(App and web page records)

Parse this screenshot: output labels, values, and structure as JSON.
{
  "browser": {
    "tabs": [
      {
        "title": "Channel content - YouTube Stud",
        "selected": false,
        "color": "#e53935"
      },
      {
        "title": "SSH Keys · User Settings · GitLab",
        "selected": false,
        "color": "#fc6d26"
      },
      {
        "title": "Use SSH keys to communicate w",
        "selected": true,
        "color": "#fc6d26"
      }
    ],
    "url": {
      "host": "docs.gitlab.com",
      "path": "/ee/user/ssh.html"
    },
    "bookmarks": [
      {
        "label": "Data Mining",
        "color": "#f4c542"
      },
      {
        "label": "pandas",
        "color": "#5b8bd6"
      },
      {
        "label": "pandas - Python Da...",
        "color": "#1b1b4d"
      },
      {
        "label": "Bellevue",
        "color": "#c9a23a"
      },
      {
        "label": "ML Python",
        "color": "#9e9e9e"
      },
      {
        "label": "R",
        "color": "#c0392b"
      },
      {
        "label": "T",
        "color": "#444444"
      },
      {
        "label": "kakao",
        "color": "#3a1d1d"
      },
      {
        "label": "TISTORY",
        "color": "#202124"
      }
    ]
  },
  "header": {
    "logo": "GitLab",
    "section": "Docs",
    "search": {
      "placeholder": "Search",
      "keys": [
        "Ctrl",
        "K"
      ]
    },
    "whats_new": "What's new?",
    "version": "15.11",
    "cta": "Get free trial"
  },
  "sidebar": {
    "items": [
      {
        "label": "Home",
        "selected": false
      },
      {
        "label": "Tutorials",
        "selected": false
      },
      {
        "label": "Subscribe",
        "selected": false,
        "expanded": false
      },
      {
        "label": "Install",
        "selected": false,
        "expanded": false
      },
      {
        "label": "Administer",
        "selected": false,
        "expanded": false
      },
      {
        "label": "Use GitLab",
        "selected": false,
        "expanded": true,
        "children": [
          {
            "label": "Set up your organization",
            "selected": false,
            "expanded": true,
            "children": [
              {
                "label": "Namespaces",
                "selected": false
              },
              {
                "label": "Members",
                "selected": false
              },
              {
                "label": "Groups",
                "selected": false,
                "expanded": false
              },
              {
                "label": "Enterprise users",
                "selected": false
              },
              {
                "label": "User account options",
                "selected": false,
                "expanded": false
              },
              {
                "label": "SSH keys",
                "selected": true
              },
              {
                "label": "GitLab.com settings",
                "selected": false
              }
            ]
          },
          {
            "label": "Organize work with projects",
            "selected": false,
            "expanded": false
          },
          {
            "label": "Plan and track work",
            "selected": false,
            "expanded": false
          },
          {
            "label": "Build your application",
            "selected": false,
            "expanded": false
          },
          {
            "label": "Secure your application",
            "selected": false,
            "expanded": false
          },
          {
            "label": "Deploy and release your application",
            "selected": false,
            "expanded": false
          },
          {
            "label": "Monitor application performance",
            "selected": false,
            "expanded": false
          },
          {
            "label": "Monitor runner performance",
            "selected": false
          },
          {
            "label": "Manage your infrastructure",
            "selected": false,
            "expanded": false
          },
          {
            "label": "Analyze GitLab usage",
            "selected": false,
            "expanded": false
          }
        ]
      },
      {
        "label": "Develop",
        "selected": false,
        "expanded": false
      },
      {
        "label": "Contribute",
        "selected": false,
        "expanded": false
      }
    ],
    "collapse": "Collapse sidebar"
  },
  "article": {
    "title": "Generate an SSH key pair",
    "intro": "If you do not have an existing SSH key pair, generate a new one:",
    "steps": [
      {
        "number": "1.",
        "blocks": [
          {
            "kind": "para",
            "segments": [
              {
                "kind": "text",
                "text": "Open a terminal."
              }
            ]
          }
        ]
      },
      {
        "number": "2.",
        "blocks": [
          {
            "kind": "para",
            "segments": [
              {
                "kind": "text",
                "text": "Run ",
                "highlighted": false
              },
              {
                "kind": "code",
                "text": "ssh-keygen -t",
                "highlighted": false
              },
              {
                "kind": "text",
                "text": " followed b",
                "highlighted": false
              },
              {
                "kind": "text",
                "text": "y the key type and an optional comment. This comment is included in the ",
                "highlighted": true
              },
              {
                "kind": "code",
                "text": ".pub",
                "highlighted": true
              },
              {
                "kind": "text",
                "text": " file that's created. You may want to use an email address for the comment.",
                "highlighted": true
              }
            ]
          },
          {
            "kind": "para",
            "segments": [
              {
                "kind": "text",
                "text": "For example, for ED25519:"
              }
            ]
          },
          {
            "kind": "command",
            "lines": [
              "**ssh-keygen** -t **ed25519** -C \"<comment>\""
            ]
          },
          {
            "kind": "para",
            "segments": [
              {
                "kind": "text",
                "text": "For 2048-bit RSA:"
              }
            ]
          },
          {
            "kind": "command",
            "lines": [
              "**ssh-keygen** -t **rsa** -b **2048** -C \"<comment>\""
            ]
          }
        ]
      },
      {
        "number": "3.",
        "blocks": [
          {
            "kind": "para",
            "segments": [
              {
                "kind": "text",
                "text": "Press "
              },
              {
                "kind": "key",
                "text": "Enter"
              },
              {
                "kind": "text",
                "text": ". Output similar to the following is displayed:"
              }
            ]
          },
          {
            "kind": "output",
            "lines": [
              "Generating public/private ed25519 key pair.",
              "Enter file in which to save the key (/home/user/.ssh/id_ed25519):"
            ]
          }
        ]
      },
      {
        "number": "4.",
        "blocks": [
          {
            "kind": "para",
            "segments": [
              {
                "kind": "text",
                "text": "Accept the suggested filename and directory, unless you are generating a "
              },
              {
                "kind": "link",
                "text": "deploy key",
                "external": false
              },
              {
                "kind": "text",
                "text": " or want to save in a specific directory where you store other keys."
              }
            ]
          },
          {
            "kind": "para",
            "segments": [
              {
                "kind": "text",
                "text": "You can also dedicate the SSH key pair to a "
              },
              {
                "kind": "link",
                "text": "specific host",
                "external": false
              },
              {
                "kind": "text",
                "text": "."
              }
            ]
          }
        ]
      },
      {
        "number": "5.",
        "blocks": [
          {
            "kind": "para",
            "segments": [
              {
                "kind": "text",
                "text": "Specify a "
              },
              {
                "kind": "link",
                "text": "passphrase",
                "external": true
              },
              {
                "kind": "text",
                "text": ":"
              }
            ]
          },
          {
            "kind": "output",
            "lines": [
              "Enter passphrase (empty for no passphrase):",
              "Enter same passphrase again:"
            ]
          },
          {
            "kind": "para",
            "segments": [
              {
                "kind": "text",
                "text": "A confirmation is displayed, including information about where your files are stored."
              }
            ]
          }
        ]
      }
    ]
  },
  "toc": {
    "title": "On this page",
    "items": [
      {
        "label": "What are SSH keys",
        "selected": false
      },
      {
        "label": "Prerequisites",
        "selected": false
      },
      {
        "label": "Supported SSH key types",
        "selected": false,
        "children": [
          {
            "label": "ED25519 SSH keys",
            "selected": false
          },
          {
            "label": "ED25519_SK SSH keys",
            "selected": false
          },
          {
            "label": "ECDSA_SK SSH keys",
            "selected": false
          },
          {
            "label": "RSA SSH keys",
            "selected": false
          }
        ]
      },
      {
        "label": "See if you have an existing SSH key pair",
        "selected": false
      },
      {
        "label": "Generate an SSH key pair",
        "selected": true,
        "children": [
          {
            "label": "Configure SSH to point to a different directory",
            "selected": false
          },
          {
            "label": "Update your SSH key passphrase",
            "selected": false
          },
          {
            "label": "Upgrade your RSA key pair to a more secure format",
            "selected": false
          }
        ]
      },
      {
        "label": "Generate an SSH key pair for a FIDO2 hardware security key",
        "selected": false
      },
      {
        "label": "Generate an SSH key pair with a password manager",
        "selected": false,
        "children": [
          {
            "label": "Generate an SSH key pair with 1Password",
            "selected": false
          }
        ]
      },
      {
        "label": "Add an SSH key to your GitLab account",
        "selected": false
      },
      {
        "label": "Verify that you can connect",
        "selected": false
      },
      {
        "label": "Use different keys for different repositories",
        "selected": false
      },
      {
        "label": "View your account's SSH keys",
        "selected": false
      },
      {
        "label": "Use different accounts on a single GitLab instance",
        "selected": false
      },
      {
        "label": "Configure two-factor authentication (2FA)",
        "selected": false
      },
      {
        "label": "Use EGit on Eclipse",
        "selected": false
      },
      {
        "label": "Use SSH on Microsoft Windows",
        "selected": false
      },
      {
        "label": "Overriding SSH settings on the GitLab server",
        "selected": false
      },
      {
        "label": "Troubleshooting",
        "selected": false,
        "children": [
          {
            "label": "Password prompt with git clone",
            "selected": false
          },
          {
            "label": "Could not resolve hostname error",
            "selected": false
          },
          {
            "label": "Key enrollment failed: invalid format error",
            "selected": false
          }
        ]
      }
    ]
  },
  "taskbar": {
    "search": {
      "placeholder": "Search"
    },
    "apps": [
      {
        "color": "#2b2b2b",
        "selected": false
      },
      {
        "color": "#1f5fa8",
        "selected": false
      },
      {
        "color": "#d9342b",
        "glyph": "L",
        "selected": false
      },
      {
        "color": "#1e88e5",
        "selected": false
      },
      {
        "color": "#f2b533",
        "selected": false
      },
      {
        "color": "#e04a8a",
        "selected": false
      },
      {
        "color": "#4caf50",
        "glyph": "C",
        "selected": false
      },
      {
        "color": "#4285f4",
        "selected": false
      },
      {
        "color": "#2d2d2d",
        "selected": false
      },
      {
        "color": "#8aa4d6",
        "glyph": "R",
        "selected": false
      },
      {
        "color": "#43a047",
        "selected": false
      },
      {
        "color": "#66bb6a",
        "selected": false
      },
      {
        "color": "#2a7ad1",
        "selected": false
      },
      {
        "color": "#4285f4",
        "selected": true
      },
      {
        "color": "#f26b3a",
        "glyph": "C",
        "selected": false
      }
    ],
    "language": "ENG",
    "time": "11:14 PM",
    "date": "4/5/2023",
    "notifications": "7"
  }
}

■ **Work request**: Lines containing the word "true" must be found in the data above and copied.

■ **Worked solution**:
        "selected": true,
        "expanded": true,
            "expanded": true,
                "selected": true
                "highlighted": true
                "highlighted": true
                "highlighted": true
                "external": true
        "selected": true,
        "selected": true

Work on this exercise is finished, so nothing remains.